● THE TASK
Every entry below needs to be printed again exactly, with its pictures left out.

[Excerpts from an interface dataset]
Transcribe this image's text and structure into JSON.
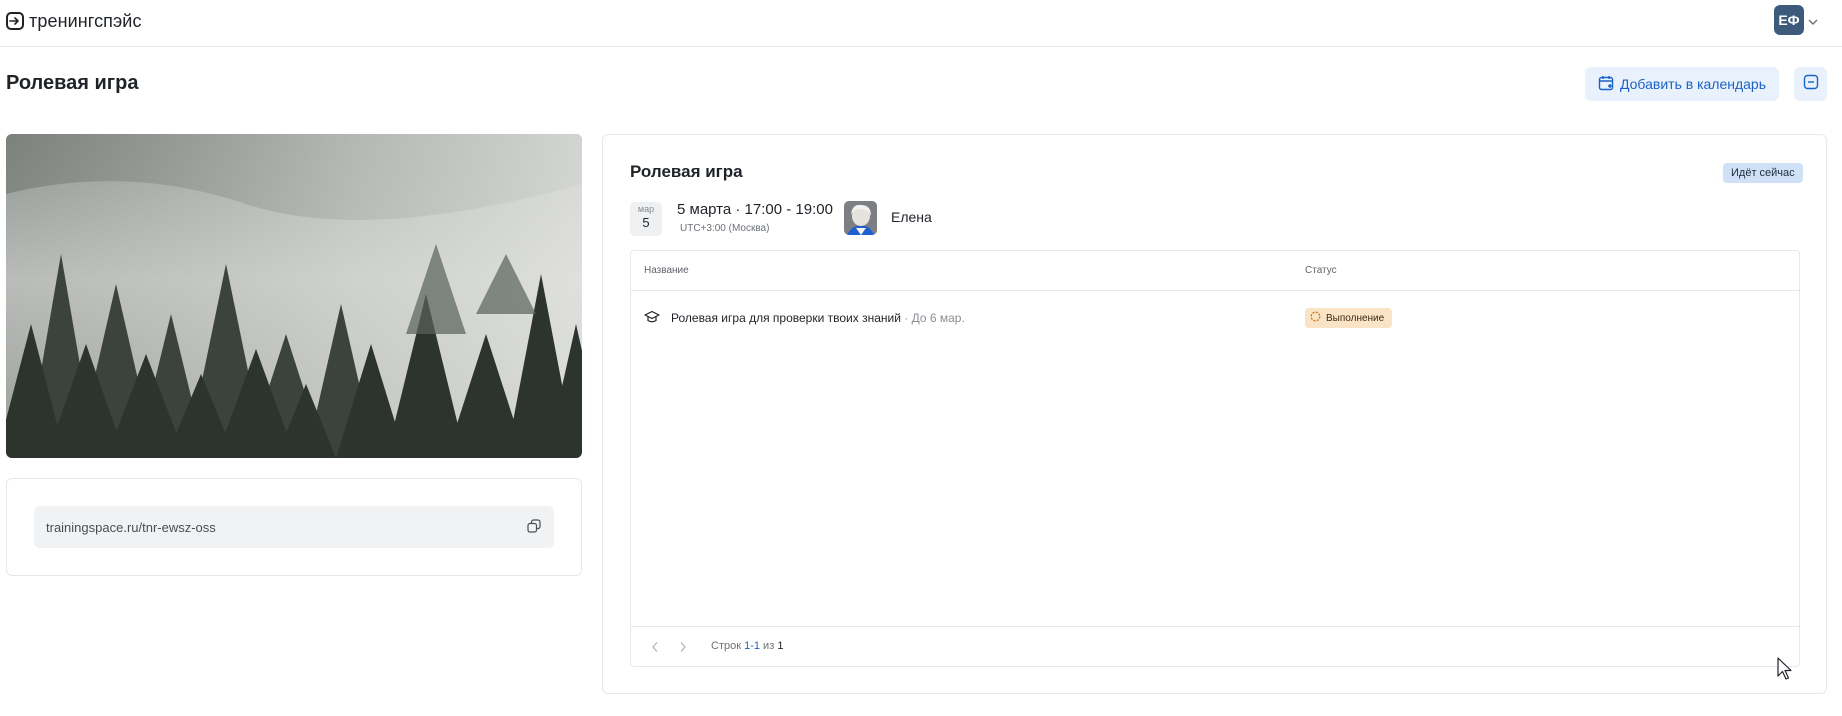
{
  "header": {
    "logo_text": "тренингспэйс",
    "user_initials": "ЕФ"
  },
  "page": {
    "title": "Ролевая игра",
    "add_to_calendar_label": "Добавить в календарь"
  },
  "share": {
    "link": "trainingspace.ru/tnr-ewsz-oss"
  },
  "event": {
    "title": "Ролевая игра",
    "status": "Идёт сейчас",
    "date_month": "мар",
    "date_day": "5",
    "date_time": "5 марта · 17:00 - 19:00",
    "timezone": "UTC+3:00 (Москва)",
    "host_name": "Елена"
  },
  "table": {
    "columns": [
      "Название",
      "Статус"
    ],
    "rows": [
      {
        "title": "Ролевая игра для проверки твоих знаний",
        "due": " · До 6 мар.",
        "status": "Выполнение"
      }
    ],
    "pagination": {
      "prefix": "Строк ",
      "range": "1-1",
      "of": " из ",
      "total": "1"
    }
  },
  "colors": {
    "accent": "#1b63c6",
    "status_live_bg": "#cfe0f7",
    "status_progress_bg": "#fbe3c5",
    "avatar_bg": "#3c5b7a"
  },
  "icons": {
    "logo": "enter-arrow-icon",
    "calendar": "calendar-plus-icon",
    "collapse": "minus-square-icon",
    "copy": "copy-icon",
    "task": "graduation-cap-icon",
    "status": "progress-circle-icon",
    "prev": "chevron-left-icon",
    "next": "chevron-right-icon"
  }
}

● COMPLETED TASK
Transcribe this image's text and structure into JSON.
{
  "header": {
    "logo_text": "тренингспэйс",
    "user_initials": "ЕФ"
  },
  "page": {
    "title": "Ролевая игра",
    "add_to_calendar_label": "Добавить в календарь"
  },
  "share": {
    "link": "trainingspace.ru/tnr-ewsz-oss"
  },
  "event": {
    "title": "Ролевая игра",
    "status": "Идёт сейчас",
    "date_month": "мар",
    "date_day": "5",
    "date_time": "5 марта · 17:00 - 19:00",
    "timezone": "UTC+3:00 (Москва)",
    "host_name": "Елена"
  },
  "table": {
    "columns": [
      "Название",
      "Статус"
    ],
    "rows": [
      {
        "title": "Ролевая игра для проверки твоих знаний",
        "due": " · До 6 мар.",
        "status": "Выполнение"
      }
    ],
    "pagination": {
      "prefix": "Строк ",
      "range": "1-1",
      "of": " из ",
      "total": "1"
    }
  },
  "colors": {
    "accent": "#1b63c6",
    "status_live_bg": "#cfe0f7",
    "status_progress_bg": "#fbe3c5",
    "avatar_bg": "#3c5b7a"
  },
  "icons": {
    "logo": "enter-arrow-icon",
    "calendar": "calendar-plus-icon",
    "collapse": "minus-square-icon",
    "copy": "copy-icon",
    "task": "graduation-cap-icon",
    "status": "progress-circle-icon",
    "prev": "chevron-left-icon",
    "next": "chevron-right-icon"
  }
}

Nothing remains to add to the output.